**Aim of the task**
Wherever a line of the listing holds the string "views", copy that line.

**Study material**
#####

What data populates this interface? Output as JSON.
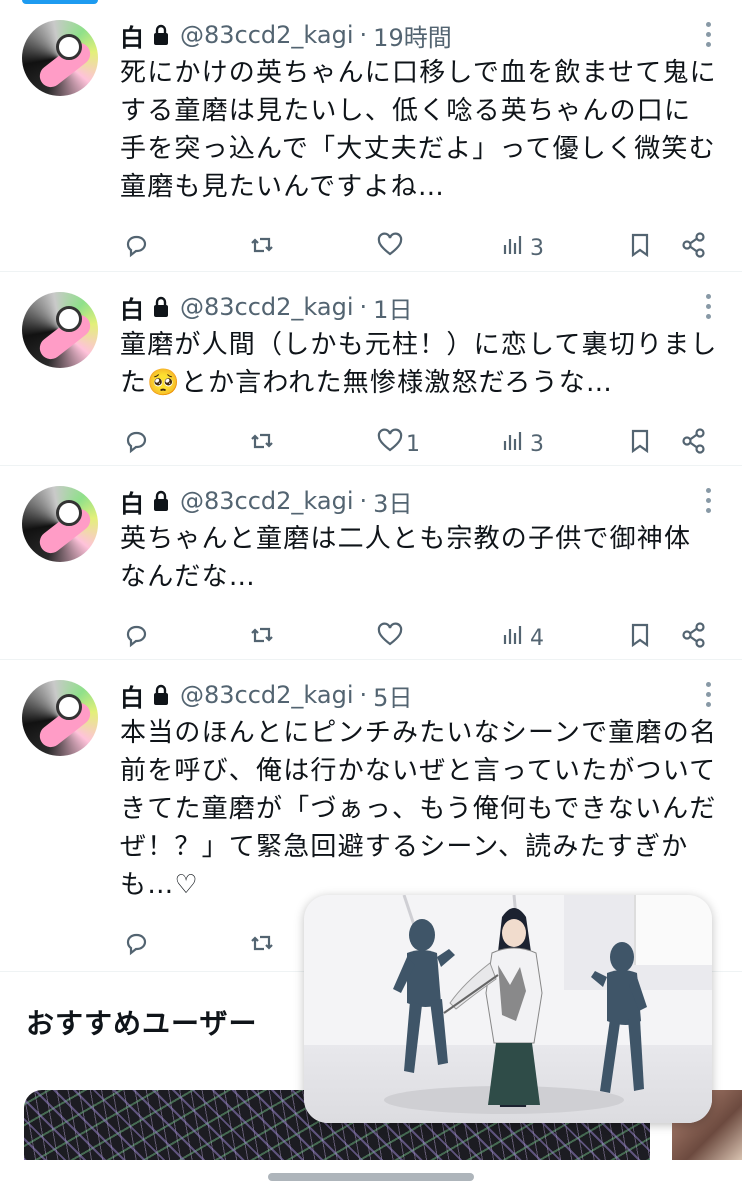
{
  "tweets": [
    {
      "name": "白",
      "handle": "@83ccd2_kagi",
      "separator": "·",
      "time": "19時間",
      "text": "死にかけの英ちゃんに口移しで血を飲ませて鬼にする童磨は見たいし、低く唸る英ちゃんの口に手を突っ込んで「大丈夫だよ」って優しく微笑む童磨も見たいんですよね…",
      "likes": "",
      "views": "3"
    },
    {
      "name": "白",
      "handle": "@83ccd2_kagi",
      "separator": "·",
      "time": "1日",
      "text": "童磨が人間（しかも元柱！）に恋して裏切りました🥺とか言われた無惨様激怒だろうな…",
      "likes": "1",
      "views": "3"
    },
    {
      "name": "白",
      "handle": "@83ccd2_kagi",
      "separator": "·",
      "time": "3日",
      "text": "英ちゃんと童磨は二人とも宗教の子供で御神体なんだな…",
      "likes": "",
      "views": "4"
    },
    {
      "name": "白",
      "handle": "@83ccd2_kagi",
      "separator": "·",
      "time": "5日",
      "text": "本当のほんとにピンチみたいなシーンで童磨の名前を呼び、俺は行かないぜと言っていたがついてきてた童磨が「づぁっ、もう俺何もできないんだぜ！？」て緊急回避するシーン、読みたすぎかも…♡",
      "likes": "",
      "views": ""
    }
  ],
  "recommendations": {
    "title": "おすすめユーザー"
  },
  "icons": {
    "reply": "reply-icon",
    "retweet": "retweet-icon",
    "like": "heart-icon",
    "views": "views-chart-icon",
    "bookmark": "bookmark-icon",
    "share": "share-icon",
    "more": "more-vertical-icon",
    "lock": "lock-icon"
  },
  "colors": {
    "accent": "#1d9bf0",
    "muted": "#536471",
    "text": "#0f1419"
  }
}
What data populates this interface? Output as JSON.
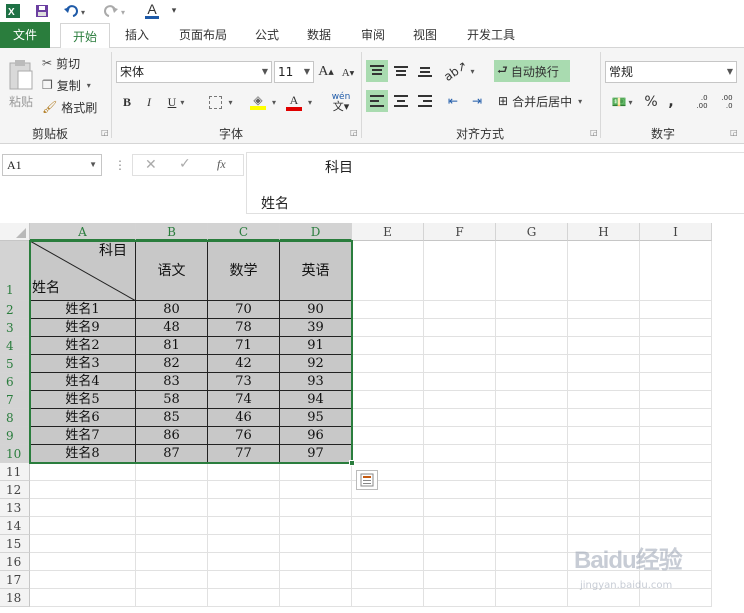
{
  "titlebar": {
    "app_icon": "excel-icon",
    "font_color_letter": "A"
  },
  "tabs": {
    "file": "文件",
    "items": [
      "开始",
      "插入",
      "页面布局",
      "公式",
      "数据",
      "审阅",
      "视图",
      "开发工具"
    ],
    "active": "开始"
  },
  "ribbon": {
    "clipboard": {
      "paste": "粘贴",
      "cut": "剪切",
      "copy": "复制",
      "format_painter": "格式刷",
      "label": "剪贴板"
    },
    "font": {
      "name": "宋体",
      "size": "11",
      "grow": "A",
      "shrink": "A",
      "bold": "B",
      "italic": "I",
      "underline": "U",
      "phonetic": "wén",
      "label": "字体"
    },
    "alignment": {
      "wrap_text": "自动换行",
      "merge_center": "合并后居中",
      "label": "对齐方式"
    },
    "number": {
      "format": "常规",
      "percent": "%",
      "comma": ",",
      "label": "数字",
      "inc_decimal": ".0\n.00",
      "dec_decimal": ".00\n.0"
    }
  },
  "formula_bar": {
    "name_box": "A1",
    "fx": "fx",
    "line1": "科目",
    "line2": "姓名"
  },
  "columns": [
    "A",
    "B",
    "C",
    "D",
    "E",
    "F",
    "G",
    "H",
    "I"
  ],
  "rows": [
    "1",
    "2",
    "3",
    "4",
    "5",
    "6",
    "7",
    "8",
    "9",
    "10",
    "11",
    "12",
    "13",
    "14",
    "15",
    "16",
    "17",
    "18"
  ],
  "table": {
    "corner_top": "科目",
    "corner_bottom": "姓名",
    "headers": [
      "语文",
      "数学",
      "英语"
    ],
    "data": [
      [
        "姓名1",
        "80",
        "70",
        "90"
      ],
      [
        "姓名9",
        "48",
        "78",
        "39"
      ],
      [
        "姓名2",
        "81",
        "71",
        "91"
      ],
      [
        "姓名3",
        "82",
        "42",
        "92"
      ],
      [
        "姓名4",
        "83",
        "73",
        "93"
      ],
      [
        "姓名5",
        "58",
        "74",
        "94"
      ],
      [
        "姓名6",
        "85",
        "46",
        "95"
      ],
      [
        "姓名7",
        "86",
        "76",
        "96"
      ],
      [
        "姓名8",
        "87",
        "77",
        "97"
      ]
    ]
  },
  "watermark": {
    "text": "Baidu经验",
    "sub": "jingyan.baidu.com"
  },
  "colors": {
    "accent": "#2a7d3d",
    "selection_fill": "#c8c8c8"
  }
}
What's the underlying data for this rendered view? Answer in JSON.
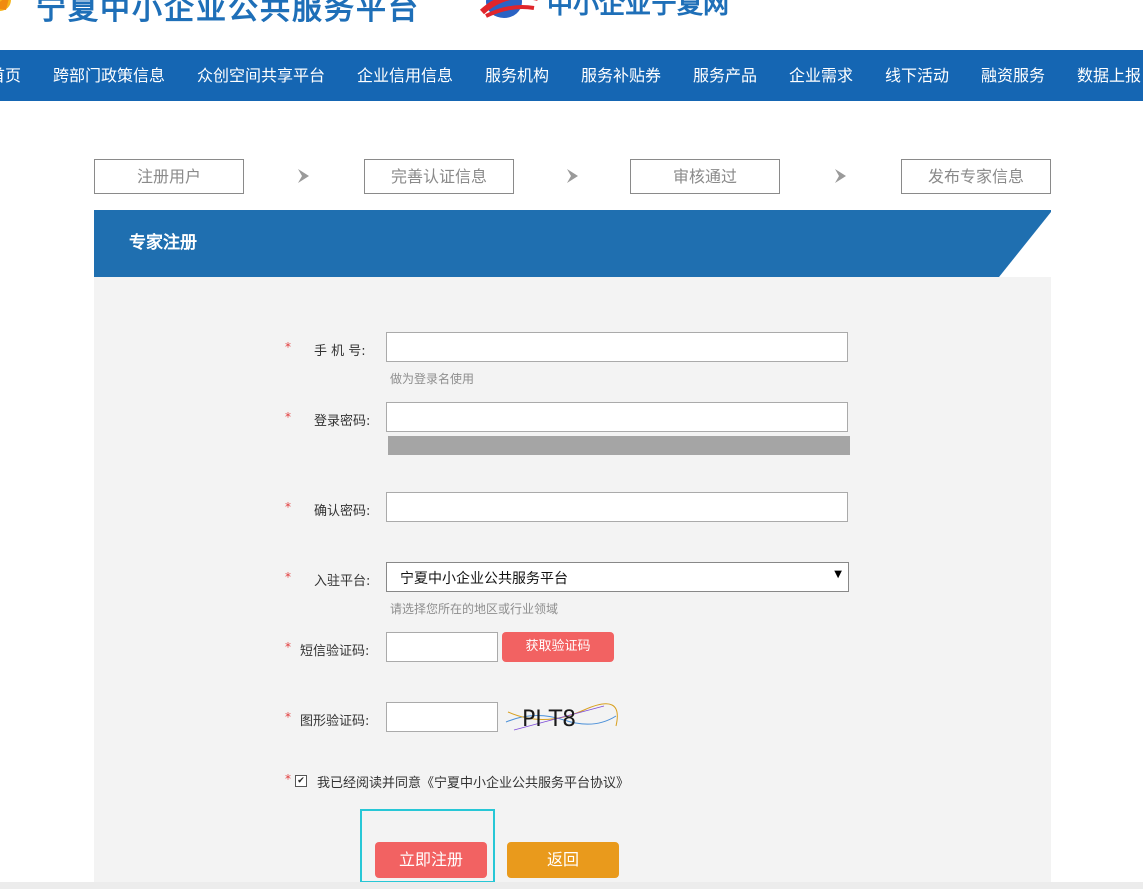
{
  "header": {
    "site_title": "宁夏中小企业公共服务平台",
    "net_title": "中小企业宁夏网",
    "logo_icon": "sun-logo-icon",
    "net_logo_icon": "globe-logo-icon"
  },
  "nav": {
    "items": [
      "首页",
      "跨部门政策信息",
      "众创空间共享平台",
      "企业信用信息",
      "服务机构",
      "服务补贴券",
      "服务产品",
      "企业需求",
      "线下活动",
      "融资服务",
      "数据上报"
    ]
  },
  "steps": {
    "items": [
      "注册用户",
      "完善认证信息",
      "审核通过",
      "发布专家信息"
    ],
    "arrow_icon": "chevron-right-icon"
  },
  "panel": {
    "title": "专家注册"
  },
  "form": {
    "required_mark": "*",
    "phone": {
      "label": "手 机 号:",
      "hint": "做为登录名使用",
      "value": ""
    },
    "password": {
      "label": "登录密码:",
      "value": ""
    },
    "confirm": {
      "label": "确认密码:",
      "value": ""
    },
    "platform": {
      "label": "入驻平台:",
      "selected": "宁夏中小企业公共服务平台",
      "hint": "请选择您所在的地区或行业领域"
    },
    "sms": {
      "label": "短信验证码:",
      "button": "获取验证码",
      "value": ""
    },
    "captcha": {
      "label": "图形验证码:",
      "image_text": "PI T8",
      "value": ""
    },
    "agree": {
      "checked": true,
      "text": "我已经阅读并同意《宁夏中小企业公共服务平台协议》"
    }
  },
  "buttons": {
    "register": "立即注册",
    "back": "返回"
  },
  "colors": {
    "nav_bg": "#1566b3",
    "panel_header": "#1f6fb0",
    "accent_red": "#f26262",
    "accent_orange": "#e99a1c",
    "focus": "#27c7d6"
  }
}
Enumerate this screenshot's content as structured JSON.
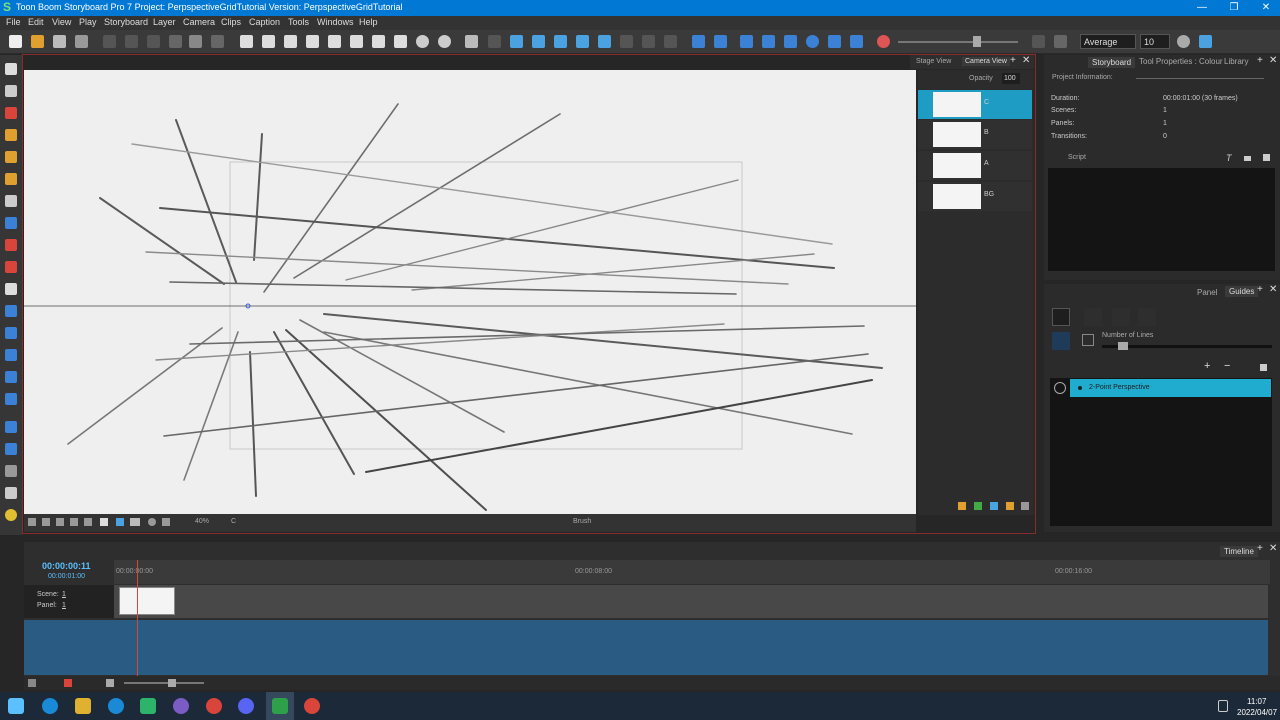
{
  "window": {
    "title": "Toon Boom Storyboard Pro 7 Project: PerpspectiveGridTutorial Version: PerpspectiveGridTutorial",
    "app_icon": "S"
  },
  "menu": [
    "File",
    "Edit",
    "View",
    "Play",
    "Storyboard",
    "Layer",
    "Camera",
    "Clips",
    "Caption",
    "Tools",
    "Windows",
    "Help"
  ],
  "toolbar": {
    "brush_mode": "Average",
    "brush_size": "10"
  },
  "stage": {
    "tabs": [
      "Stage View",
      "Camera View"
    ],
    "zoom": "40%",
    "layer_indicator": "C",
    "tool_name": "Brush"
  },
  "layers": {
    "opacity_label": "Opacity",
    "opacity_value": "100",
    "items": [
      {
        "name": "C"
      },
      {
        "name": "B"
      },
      {
        "name": "A"
      },
      {
        "name": "BG"
      }
    ]
  },
  "storyboard_panel": {
    "tabs": [
      "Storyboard",
      "Tool Properties : Colour",
      "Library"
    ],
    "section": "Project Information:",
    "duration_label": "Duration:",
    "duration_value": "00:00:01:00  (30 frames)",
    "scenes_label": "Scenes:",
    "scenes_value": "1",
    "panels_label": "Panels:",
    "panels_value": "1",
    "transitions_label": "Transitions:",
    "transitions_value": "0",
    "script_label": "Script"
  },
  "guides_panel": {
    "tabs": [
      "Panel",
      "Guides"
    ],
    "number_of_lines_label": "Number of Lines",
    "guide_item": "2-Point Perspective"
  },
  "timeline": {
    "tab": "Timeline",
    "current_time": "00:00:00:11",
    "total_time": "00:00:01:00",
    "ruler": [
      "00:00:00:00",
      "00:00:08:00",
      "00:00:16:00"
    ],
    "scene_label": "Scene:",
    "scene_value": "1",
    "panel_label": "Panel:",
    "panel_value": "1"
  },
  "taskbar": {
    "time": "11:07",
    "date": "2022/04/07"
  },
  "colors": {
    "accent": "#1f9cc4",
    "titlebar": "#0078d4",
    "frame": "#8a2b2b"
  }
}
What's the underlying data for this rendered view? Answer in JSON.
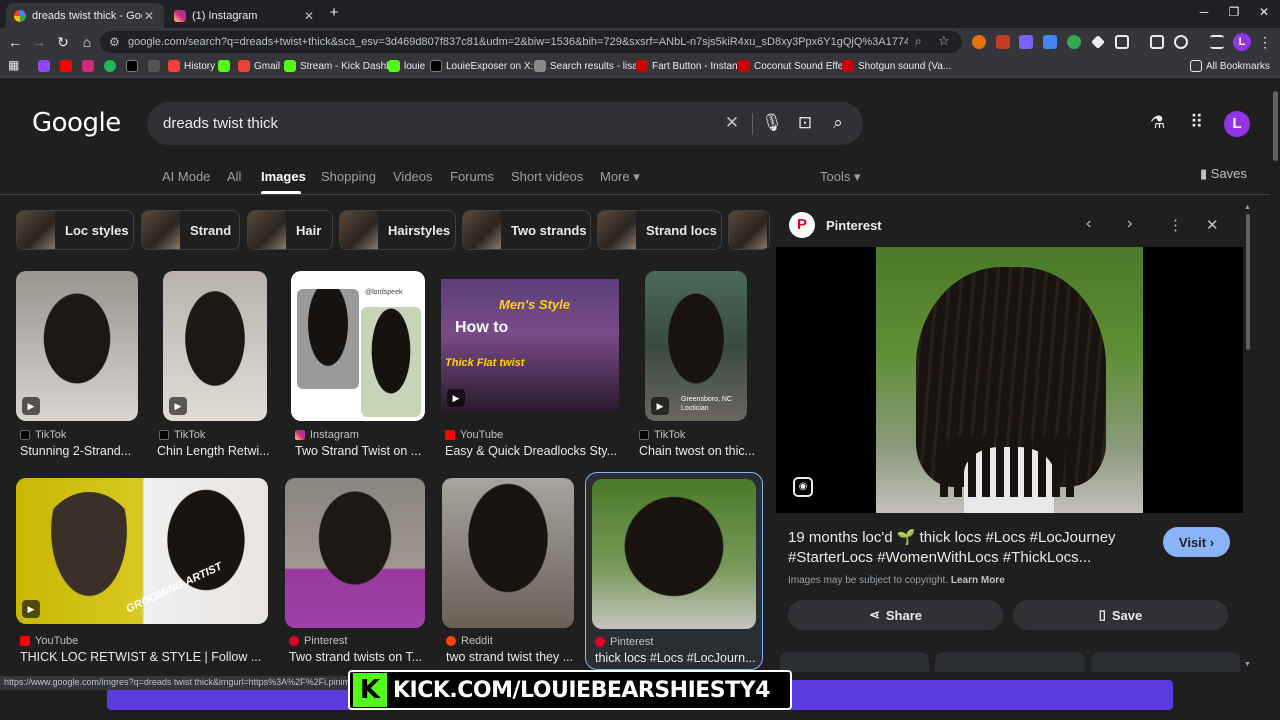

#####

**Your response**
      "views": "3"
      "views": "3"
      "views": "4"
      "views": ""
    "views": "views-chart-icon",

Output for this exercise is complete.